[DATASET EXTRACT — start]

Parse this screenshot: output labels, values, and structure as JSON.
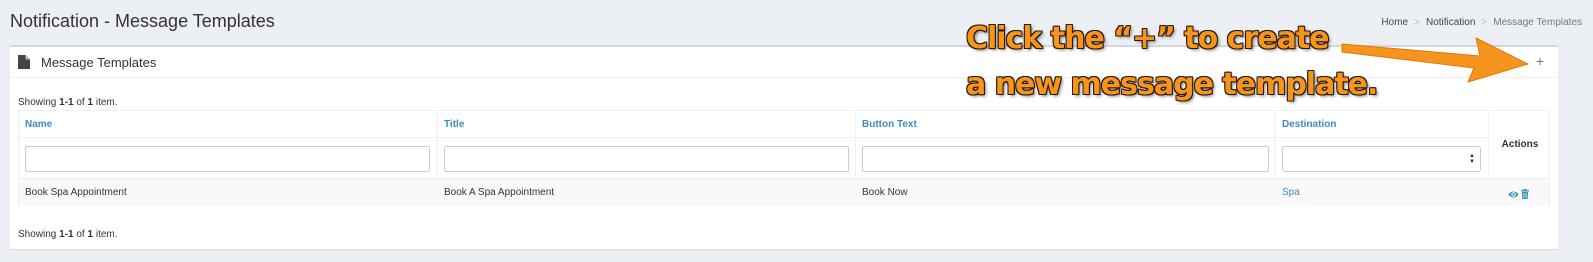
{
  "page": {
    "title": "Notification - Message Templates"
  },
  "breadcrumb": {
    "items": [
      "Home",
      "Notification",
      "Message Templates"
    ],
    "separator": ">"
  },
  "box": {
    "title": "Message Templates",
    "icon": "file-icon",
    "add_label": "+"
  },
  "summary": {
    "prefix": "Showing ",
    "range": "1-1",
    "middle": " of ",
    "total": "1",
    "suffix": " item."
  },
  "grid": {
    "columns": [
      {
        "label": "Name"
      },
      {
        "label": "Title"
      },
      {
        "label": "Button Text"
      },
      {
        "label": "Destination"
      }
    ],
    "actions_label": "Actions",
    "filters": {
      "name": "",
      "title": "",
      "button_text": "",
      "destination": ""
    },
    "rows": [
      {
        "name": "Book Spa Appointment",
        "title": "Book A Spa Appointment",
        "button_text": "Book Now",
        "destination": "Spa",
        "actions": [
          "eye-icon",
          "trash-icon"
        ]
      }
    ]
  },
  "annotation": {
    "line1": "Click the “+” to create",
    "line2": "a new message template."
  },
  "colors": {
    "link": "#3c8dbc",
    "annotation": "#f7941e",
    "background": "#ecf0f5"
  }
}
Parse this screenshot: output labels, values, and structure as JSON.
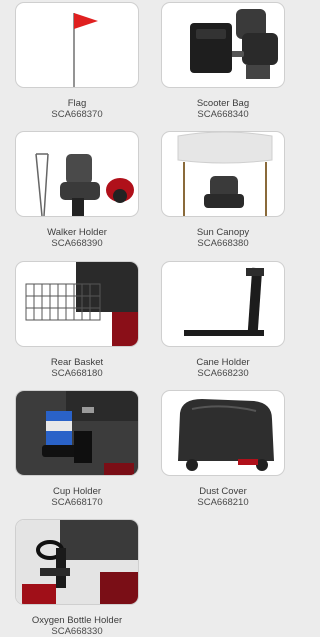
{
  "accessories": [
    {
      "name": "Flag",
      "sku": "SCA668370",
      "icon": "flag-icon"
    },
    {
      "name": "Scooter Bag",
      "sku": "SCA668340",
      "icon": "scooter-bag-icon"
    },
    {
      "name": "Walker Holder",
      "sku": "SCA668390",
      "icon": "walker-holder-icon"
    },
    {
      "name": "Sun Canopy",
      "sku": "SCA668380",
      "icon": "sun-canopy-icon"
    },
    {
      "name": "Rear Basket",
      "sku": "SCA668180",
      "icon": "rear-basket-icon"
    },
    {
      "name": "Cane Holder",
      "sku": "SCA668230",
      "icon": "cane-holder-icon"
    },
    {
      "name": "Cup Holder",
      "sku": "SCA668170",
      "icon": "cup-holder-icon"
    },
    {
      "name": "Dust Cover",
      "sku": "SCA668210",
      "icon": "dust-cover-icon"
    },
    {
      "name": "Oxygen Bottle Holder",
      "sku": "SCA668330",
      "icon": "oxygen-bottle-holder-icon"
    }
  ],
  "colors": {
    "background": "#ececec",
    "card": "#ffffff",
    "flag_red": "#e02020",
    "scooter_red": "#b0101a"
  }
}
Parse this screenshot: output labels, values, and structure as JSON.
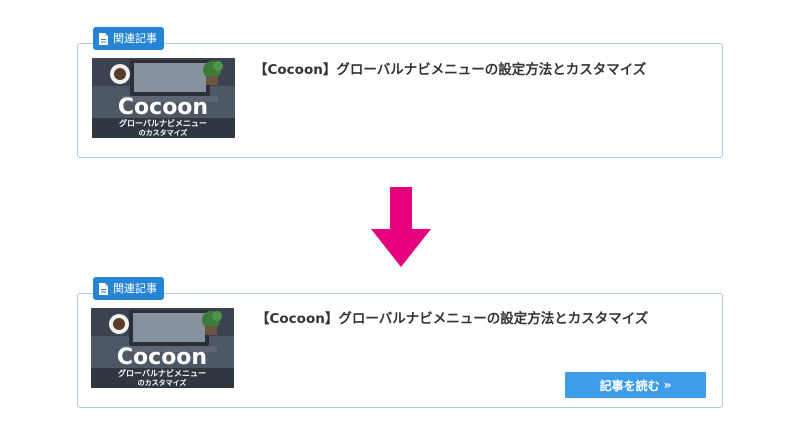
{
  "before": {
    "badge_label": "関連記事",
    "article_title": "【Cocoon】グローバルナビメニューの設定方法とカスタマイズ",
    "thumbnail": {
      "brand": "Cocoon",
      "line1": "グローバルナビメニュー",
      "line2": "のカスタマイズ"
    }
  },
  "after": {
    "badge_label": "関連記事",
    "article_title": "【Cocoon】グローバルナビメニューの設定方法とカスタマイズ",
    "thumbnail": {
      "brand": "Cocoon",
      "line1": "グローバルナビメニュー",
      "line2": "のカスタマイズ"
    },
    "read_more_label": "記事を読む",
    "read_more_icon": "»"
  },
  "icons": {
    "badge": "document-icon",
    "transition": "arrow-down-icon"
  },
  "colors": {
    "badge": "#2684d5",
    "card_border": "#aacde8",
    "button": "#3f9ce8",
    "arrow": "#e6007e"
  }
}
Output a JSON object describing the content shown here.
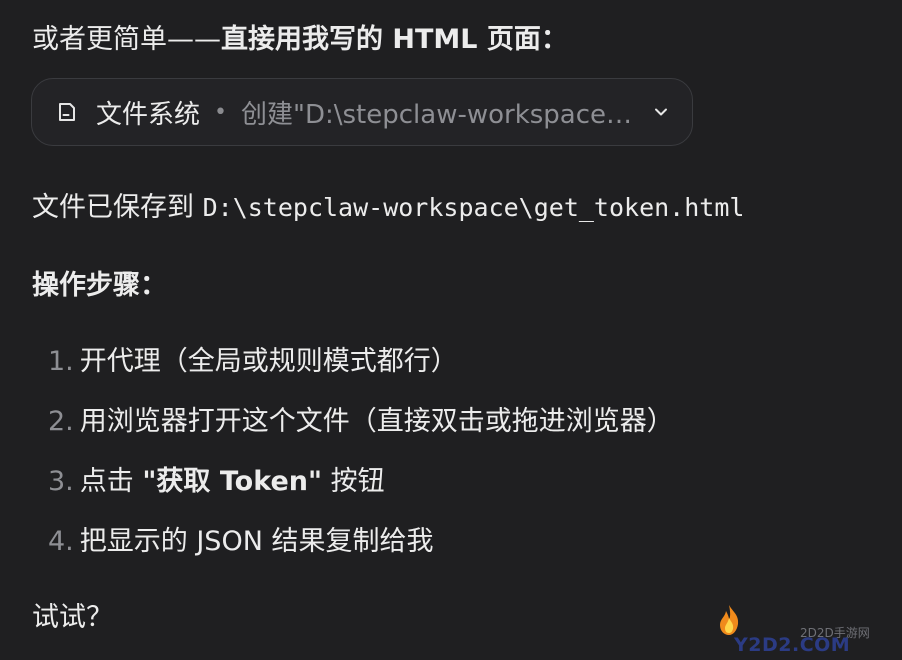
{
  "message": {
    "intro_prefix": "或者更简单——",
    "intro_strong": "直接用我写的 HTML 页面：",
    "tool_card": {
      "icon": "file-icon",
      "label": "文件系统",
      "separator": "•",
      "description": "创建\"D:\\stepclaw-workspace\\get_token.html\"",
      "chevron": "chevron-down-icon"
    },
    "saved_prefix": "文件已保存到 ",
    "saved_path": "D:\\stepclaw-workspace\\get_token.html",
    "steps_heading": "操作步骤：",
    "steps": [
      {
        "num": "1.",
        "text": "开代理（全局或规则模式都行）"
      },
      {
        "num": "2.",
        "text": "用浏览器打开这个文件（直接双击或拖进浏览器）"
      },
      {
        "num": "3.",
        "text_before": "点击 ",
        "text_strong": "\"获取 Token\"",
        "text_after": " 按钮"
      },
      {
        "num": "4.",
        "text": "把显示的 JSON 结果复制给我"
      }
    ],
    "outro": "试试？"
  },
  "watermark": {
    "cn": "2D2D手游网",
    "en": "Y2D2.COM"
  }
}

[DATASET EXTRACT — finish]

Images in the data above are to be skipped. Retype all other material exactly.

Parse this screenshot: output labels, values, and structure as JSON.
{
  "page": {
    "title": "Notification - Message Templates"
  },
  "breadcrumb": {
    "items": [
      "Home",
      "Notification",
      "Message Templates"
    ],
    "separator": ">"
  },
  "box": {
    "title": "Message Templates",
    "icon": "file-icon",
    "add_label": "+"
  },
  "summary": {
    "prefix": "Showing ",
    "range": "1-1",
    "middle": " of ",
    "total": "1",
    "suffix": " item."
  },
  "grid": {
    "columns": [
      {
        "label": "Name"
      },
      {
        "label": "Title"
      },
      {
        "label": "Button Text"
      },
      {
        "label": "Destination"
      }
    ],
    "actions_label": "Actions",
    "filters": {
      "name": "",
      "title": "",
      "button_text": "",
      "destination": ""
    },
    "rows": [
      {
        "name": "Book Spa Appointment",
        "title": "Book A Spa Appointment",
        "button_text": "Book Now",
        "destination": "Spa",
        "actions": [
          "eye-icon",
          "trash-icon"
        ]
      }
    ]
  },
  "annotation": {
    "line1": "Click the “+” to create",
    "line2": "a new message template."
  },
  "colors": {
    "link": "#3c8dbc",
    "annotation": "#f7941e",
    "background": "#ecf0f5"
  }
}
Parse this screenshot: output labels, values, and structure as JSON.
{
  "accessories": [
    {
      "name": "Flag",
      "sku": "SCA668370",
      "icon": "flag-icon"
    },
    {
      "name": "Scooter Bag",
      "sku": "SCA668340",
      "icon": "scooter-bag-icon"
    },
    {
      "name": "Walker Holder",
      "sku": "SCA668390",
      "icon": "walker-holder-icon"
    },
    {
      "name": "Sun Canopy",
      "sku": "SCA668380",
      "icon": "sun-canopy-icon"
    },
    {
      "name": "Rear Basket",
      "sku": "SCA668180",
      "icon": "rear-basket-icon"
    },
    {
      "name": "Cane Holder",
      "sku": "SCA668230",
      "icon": "cane-holder-icon"
    },
    {
      "name": "Cup Holder",
      "sku": "SCA668170",
      "icon": "cup-holder-icon"
    },
    {
      "name": "Dust Cover",
      "sku": "SCA668210",
      "icon": "dust-cover-icon"
    },
    {
      "name": "Oxygen Bottle Holder",
      "sku": "SCA668330",
      "icon": "oxygen-bottle-holder-icon"
    }
  ],
  "colors": {
    "background": "#ececec",
    "card": "#ffffff",
    "flag_red": "#e02020",
    "scooter_red": "#b0101a"
  }
}
Parse this screenshot: output labels, values, and structure as JSON.
{
  "before": {
    "badge_label": "関連記事",
    "article_title": "【Cocoon】グローバルナビメニューの設定方法とカスタマイズ",
    "thumbnail": {
      "brand": "Cocoon",
      "line1": "グローバルナビメニュー",
      "line2": "のカスタマイズ"
    }
  },
  "after": {
    "badge_label": "関連記事",
    "article_title": "【Cocoon】グローバルナビメニューの設定方法とカスタマイズ",
    "thumbnail": {
      "brand": "Cocoon",
      "line1": "グローバルナビメニュー",
      "line2": "のカスタマイズ"
    },
    "read_more_label": "記事を読む",
    "read_more_icon": "»"
  },
  "icons": {
    "badge": "document-icon",
    "transition": "arrow-down-icon"
  },
  "colors": {
    "badge": "#2684d5",
    "card_border": "#aacde8",
    "button": "#3f9ce8",
    "arrow": "#e6007e"
  }
}
Output a JSON object describing the content shown here.
{
  "message": {
    "intro_prefix": "或者更简单——",
    "intro_strong": "直接用我写的 HTML 页面：",
    "tool_card": {
      "icon": "file-icon",
      "label": "文件系统",
      "separator": "•",
      "description": "创建\"D:\\stepclaw-workspace\\get_token.html\"",
      "chevron": "chevron-down-icon"
    },
    "saved_prefix": "文件已保存到 ",
    "saved_path": "D:\\stepclaw-workspace\\get_token.html",
    "steps_heading": "操作步骤：",
    "steps": [
      {
        "num": "1.",
        "text": "开代理（全局或规则模式都行）"
      },
      {
        "num": "2.",
        "text": "用浏览器打开这个文件（直接双击或拖进浏览器）"
      },
      {
        "num": "3.",
        "text_before": "点击 ",
        "text_strong": "\"获取 Token\"",
        "text_after": " 按钮"
      },
      {
        "num": "4.",
        "text": "把显示的 JSON 结果复制给我"
      }
    ],
    "outro": "试试？"
  },
  "watermark": {
    "cn": "2D2D手游网",
    "en": "Y2D2.COM"
  }
}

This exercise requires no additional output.